EXERCISE GOAL: Pick every line out of the entries below that has the string "jason", and copy it.

(Stored items from a collection)
________
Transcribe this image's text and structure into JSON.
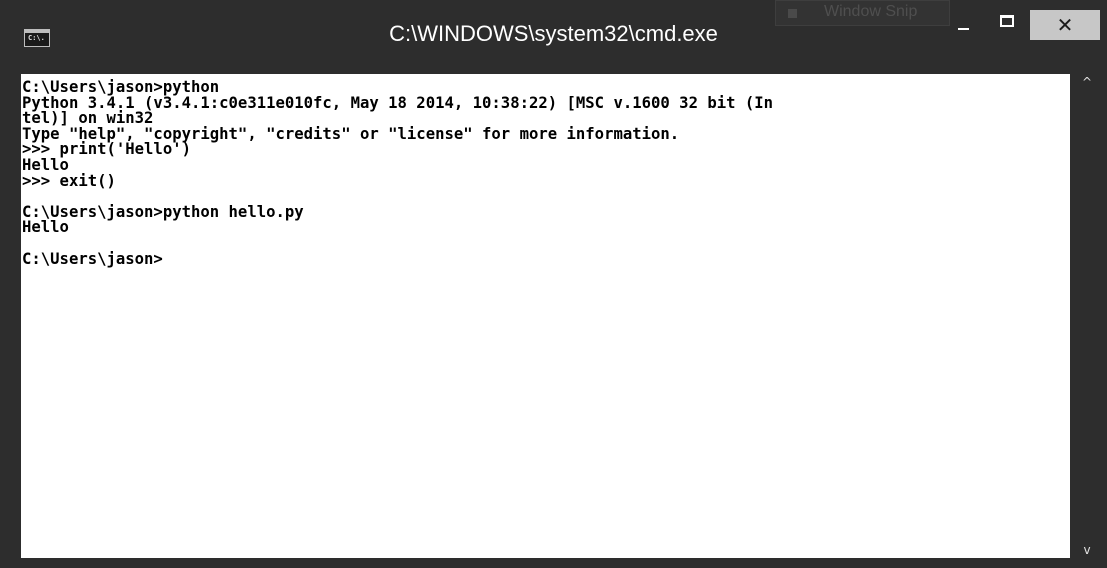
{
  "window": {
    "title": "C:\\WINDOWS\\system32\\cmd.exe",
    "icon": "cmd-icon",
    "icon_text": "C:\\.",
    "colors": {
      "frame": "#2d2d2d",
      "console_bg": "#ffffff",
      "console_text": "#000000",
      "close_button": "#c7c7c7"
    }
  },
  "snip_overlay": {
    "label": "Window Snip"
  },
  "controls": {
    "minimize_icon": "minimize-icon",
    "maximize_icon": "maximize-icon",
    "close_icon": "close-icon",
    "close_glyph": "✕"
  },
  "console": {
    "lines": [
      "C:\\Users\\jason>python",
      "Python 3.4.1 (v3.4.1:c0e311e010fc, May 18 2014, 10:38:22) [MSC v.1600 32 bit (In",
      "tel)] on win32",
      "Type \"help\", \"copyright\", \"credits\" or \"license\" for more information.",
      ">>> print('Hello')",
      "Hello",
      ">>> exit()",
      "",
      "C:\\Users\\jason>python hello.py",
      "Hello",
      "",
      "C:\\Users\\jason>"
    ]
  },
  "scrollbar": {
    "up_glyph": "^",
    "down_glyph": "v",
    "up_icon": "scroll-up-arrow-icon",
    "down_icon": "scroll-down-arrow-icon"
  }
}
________
SOLUTION TO THIS PROBLEM:
      "C:\\Users\\jason>python",
      "C:\\Users\\jason>python hello.py",
      "C:\\Users\\jason>"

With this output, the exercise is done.